It’s quite repair-friendly – unscrew the three screws on the base holding the heatsink, unplug all the connectors after taking a photo to remember where they go back. Lift the PA module out, snip the duff transistor legs to save the PCB while desoldering the pins one at a time.
I powered up the repaired stage on a 30-0-30V bench power supply set to limit at 100mA, I know it’s meant to work off 60-0-60V but I got a signal through and confirmed it wasn’t still duff, before getting it onto the main supply. I also compared the quiescent current (10mA at 30-0-30V) with the good side, which was the same, so I figured the VBE multiplier was still set about right. Easy win for about £11 in parts. In fact one of the old output transistors was still okay, presumably saved by it’s parallel buddy shorting across it, but I’m not chancing it.
I also went round and tightened the output transistors a tad. It’s easy to overdo this, but the still- working side was about finger-tight like the failed side. I wonder if this also led to the early demise. You just can’t risk the transistor die heating up to any great amount with this design.
Having fixed it I started to test it looking for why it blew. I got a couple of 50W 6Ω wirewound resistors. These are sold on Ebay to people doing LED upgrades to their lights, to put in parallel with the LEDs and draw 24W so the automotive CAN bus filament blown detector doesn’t keep going off. I figured 6Ω is a nice compromise between typical 8Ω and 4Ω speaker loads; real speakers present complex loads anyway. It was the cheapest way of getting a power resistor up to the job. I then dunk the resistors in a pan of water.
since I don’t have a heatsink/fan combo up to dissipating 300W. I know electricity and water don’t really mix, but I figure the water isn’t going to shunt my 6 ohms too much. Worth heatshrinking the ends of the resistors though 😉 The reason I used a pan is because the failure mode of these type of power resistors is to violently eject the ceramic slug out the end. So a Pyrex dish or a jam jar isn’t really desirable.

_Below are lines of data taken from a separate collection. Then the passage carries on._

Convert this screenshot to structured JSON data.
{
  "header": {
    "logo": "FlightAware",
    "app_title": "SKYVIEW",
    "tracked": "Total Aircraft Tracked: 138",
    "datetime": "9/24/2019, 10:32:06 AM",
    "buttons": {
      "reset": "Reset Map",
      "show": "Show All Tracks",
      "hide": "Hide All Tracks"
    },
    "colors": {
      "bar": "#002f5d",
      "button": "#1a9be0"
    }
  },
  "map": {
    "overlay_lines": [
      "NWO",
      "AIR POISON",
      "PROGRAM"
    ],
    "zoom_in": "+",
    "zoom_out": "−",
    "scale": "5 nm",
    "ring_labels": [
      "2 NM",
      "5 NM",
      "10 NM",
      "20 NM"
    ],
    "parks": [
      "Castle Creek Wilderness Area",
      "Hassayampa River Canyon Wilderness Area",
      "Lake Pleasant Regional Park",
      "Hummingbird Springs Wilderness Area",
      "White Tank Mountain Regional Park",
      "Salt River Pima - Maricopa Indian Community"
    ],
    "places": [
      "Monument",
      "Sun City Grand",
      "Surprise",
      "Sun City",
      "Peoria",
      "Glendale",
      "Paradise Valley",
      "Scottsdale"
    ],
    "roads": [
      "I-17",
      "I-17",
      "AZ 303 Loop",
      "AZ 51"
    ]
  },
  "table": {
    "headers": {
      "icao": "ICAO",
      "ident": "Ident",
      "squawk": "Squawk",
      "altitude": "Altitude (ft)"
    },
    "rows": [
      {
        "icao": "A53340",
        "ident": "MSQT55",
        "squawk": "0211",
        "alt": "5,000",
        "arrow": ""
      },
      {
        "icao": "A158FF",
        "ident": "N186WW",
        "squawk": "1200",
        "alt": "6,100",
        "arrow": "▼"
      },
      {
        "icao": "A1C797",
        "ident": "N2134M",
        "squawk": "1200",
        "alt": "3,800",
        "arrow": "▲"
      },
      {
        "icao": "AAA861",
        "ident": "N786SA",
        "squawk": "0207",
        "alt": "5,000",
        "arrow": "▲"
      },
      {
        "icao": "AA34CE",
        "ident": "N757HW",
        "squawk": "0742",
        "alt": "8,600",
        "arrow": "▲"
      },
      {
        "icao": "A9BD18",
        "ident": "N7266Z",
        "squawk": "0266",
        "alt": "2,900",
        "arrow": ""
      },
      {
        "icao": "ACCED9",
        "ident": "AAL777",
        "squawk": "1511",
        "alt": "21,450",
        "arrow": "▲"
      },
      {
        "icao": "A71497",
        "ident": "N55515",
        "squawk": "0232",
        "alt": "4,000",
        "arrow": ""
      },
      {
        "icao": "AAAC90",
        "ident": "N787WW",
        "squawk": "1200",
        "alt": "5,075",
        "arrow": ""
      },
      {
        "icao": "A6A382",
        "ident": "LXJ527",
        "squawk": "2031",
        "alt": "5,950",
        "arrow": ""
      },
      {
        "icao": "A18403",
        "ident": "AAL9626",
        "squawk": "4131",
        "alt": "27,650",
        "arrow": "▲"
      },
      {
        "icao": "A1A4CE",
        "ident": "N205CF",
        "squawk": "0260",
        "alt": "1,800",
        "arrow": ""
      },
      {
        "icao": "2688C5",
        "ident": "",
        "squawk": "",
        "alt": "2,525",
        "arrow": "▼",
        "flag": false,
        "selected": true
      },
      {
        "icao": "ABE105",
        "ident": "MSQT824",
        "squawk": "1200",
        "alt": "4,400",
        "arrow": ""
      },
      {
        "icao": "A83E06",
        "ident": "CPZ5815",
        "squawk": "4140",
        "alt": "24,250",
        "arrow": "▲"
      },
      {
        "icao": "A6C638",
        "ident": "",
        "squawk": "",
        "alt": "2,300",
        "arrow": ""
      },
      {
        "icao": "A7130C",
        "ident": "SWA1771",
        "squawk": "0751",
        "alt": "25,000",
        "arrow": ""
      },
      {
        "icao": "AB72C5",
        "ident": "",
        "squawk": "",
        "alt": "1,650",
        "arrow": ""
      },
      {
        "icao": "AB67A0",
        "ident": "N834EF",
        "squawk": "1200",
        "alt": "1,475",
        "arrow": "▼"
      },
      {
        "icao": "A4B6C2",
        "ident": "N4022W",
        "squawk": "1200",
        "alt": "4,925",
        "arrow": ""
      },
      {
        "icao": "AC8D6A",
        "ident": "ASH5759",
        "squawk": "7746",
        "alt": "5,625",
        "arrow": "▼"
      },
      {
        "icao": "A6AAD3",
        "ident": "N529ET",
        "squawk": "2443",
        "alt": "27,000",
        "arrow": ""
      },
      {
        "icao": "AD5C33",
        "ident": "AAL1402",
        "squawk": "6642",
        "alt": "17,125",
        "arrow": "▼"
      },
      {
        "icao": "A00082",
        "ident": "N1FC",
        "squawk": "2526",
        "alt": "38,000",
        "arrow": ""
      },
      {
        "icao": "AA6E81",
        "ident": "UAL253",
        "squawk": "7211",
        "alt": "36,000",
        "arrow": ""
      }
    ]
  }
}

Running both channels full tilt at 130Wpc for two minutes the transistors get up to about 50C at the hottest part of the plastic case. If fairness to the amp I’ve been able to fill a rented Scout hall with music without ever taking it up that high even on peaks, so I ran it for five minutes at 33 watts per channel (~40V p-p). And got the transistor cases up to 110C. The manufacturer’s spec for the junction temperature is 150C peak. If you thrash this like that for a long time I guess the heatsink/case fan combo is hopelessly inadequate, and it blows.
Sadly I battle tested the inadequacy of the design a second time. Five minutes after running the second test, after I had brought the signal down to 0, I was greeted with this, telling me the right hand channel has gone DC, presumably thermal runaway again.
While I know how to repair this, I don’t know how to fix it to make it fit for purpose because of the fact the Vbe multiplier isn’t on the heatsink. It’s probably true that my needs don’t push it that hard, but an amplifier that blows after running a steady 33W for five minutes isn’t something I’m going to risk ever using, so it’s time to scrap it.
Skytec Pro600 – Avoid. Just say no.